WHAT THE EXERCISE ASKS:
Copy out the data below, all of it, exactly.

________

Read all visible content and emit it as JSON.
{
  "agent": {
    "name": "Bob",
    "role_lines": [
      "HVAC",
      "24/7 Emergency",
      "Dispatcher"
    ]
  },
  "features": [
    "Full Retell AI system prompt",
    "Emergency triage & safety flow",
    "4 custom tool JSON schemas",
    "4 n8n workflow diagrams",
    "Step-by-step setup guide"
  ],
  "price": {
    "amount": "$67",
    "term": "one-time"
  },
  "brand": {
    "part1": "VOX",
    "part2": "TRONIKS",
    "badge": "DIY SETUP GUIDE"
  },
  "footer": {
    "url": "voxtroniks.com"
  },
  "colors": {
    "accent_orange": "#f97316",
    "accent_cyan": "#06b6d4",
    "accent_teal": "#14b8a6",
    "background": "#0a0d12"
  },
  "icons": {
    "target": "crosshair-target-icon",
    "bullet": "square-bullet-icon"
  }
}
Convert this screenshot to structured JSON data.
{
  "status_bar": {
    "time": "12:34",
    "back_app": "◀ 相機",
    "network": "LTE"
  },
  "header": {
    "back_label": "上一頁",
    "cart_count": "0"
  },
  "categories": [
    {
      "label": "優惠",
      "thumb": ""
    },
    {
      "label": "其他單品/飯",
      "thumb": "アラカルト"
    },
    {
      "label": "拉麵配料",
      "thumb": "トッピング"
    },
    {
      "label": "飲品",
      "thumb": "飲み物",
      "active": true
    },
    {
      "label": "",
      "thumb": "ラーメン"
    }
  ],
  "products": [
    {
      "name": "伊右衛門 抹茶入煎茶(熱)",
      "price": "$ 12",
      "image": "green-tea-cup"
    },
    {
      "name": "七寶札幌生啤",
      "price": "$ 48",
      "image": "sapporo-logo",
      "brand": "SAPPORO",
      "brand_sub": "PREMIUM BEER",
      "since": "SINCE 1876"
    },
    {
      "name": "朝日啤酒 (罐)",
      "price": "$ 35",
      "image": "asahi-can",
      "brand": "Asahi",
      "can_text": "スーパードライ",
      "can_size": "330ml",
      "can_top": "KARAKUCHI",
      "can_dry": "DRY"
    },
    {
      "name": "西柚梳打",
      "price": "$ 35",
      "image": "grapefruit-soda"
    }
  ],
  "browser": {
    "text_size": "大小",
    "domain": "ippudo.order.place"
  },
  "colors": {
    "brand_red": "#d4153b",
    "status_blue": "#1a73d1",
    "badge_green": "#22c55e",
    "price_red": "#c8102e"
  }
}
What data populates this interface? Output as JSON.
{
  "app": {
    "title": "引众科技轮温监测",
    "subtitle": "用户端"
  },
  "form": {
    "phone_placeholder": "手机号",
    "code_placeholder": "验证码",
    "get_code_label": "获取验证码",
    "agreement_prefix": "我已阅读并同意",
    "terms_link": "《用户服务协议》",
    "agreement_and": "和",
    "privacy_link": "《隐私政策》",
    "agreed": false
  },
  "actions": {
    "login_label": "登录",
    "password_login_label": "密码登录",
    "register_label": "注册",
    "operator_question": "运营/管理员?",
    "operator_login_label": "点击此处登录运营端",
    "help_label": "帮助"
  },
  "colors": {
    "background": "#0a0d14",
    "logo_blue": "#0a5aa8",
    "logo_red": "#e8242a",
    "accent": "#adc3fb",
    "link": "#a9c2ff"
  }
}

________

ANSWER SPACE:
Read all visible content and emit it as JSON.
{
  "agent": {
    "name": "Bob",
    "role_lines": [
      "HVAC",
      "24/7 Emergency",
      "Dispatcher"
    ]
  },
  "features": [
    "Full Retell AI system prompt",
    "Emergency triage & safety flow",
    "4 custom tool JSON schemas",
    "4 n8n workflow diagrams",
    "Step-by-step setup guide"
  ],
  "price": {
    "amount": "$67",
    "term": "one-time"
  },
  "brand": {
    "part1": "VOX",
    "part2": "TRONIKS",
    "badge": "DIY SETUP GUIDE"
  },
  "footer": {
    "url": "voxtroniks.com"
  },
  "colors": {
    "accent_orange": "#f97316",
    "accent_cyan": "#06b6d4",
    "accent_teal": "#14b8a6",
    "background": "#0a0d12"
  },
  "icons": {
    "target": "crosshair-target-icon",
    "bullet": "square-bullet-icon"
  }
}
Convert this screenshot to structured JSON data.
{
  "status_bar": {
    "time": "12:34",
    "back_app": "◀ 相機",
    "network": "LTE"
  },
  "header": {
    "back_label": "上一頁",
    "cart_count": "0"
  },
  "categories": [
    {
      "label": "優惠",
      "thumb": ""
    },
    {
      "label": "其他單品/飯",
      "thumb": "アラカルト"
    },
    {
      "label": "拉麵配料",
      "thumb": "トッピング"
    },
    {
      "label": "飲品",
      "thumb": "飲み物",
      "active": true
    },
    {
      "label": "",
      "thumb": "ラーメン"
    }
  ],
  "products": [
    {
      "name": "伊右衛門 抹茶入煎茶(熱)",
      "price": "$ 12",
      "image": "green-tea-cup"
    },
    {
      "name": "七寶札幌生啤",
      "price": "$ 48",
      "image": "sapporo-logo",
      "brand": "SAPPORO",
      "brand_sub": "PREMIUM BEER",
      "since": "SINCE 1876"
    },
    {
      "name": "朝日啤酒 (罐)",
      "price": "$ 35",
      "image": "asahi-can",
      "brand": "Asahi",
      "can_text": "スーパードライ",
      "can_size": "330ml",
      "can_top": "KARAKUCHI",
      "can_dry": "DRY"
    },
    {
      "name": "西柚梳打",
      "price": "$ 35",
      "image": "grapefruit-soda"
    }
  ],
  "browser": {
    "text_size": "大小",
    "domain": "ippudo.order.place"
  },
  "colors": {
    "brand_red": "#d4153b",
    "status_blue": "#1a73d1",
    "badge_green": "#22c55e",
    "price_red": "#c8102e"
  }
}
What data populates this interface? Output as JSON.
{
  "app": {
    "title": "引众科技轮温监测",
    "subtitle": "用户端"
  },
  "form": {
    "phone_placeholder": "手机号",
    "code_placeholder": "验证码",
    "get_code_label": "获取验证码",
    "agreement_prefix": "我已阅读并同意",
    "terms_link": "《用户服务协议》",
    "agreement_and": "和",
    "privacy_link": "《隐私政策》",
    "agreed": false
  },
  "actions": {
    "login_label": "登录",
    "password_login_label": "密码登录",
    "register_label": "注册",
    "operator_question": "运营/管理员?",
    "operator_login_label": "点击此处登录运营端",
    "help_label": "帮助"
  },
  "colors": {
    "background": "#0a0d14",
    "logo_blue": "#0a5aa8",
    "logo_red": "#e8242a",
    "accent": "#adc3fb",
    "link": "#a9c2ff"
  }
}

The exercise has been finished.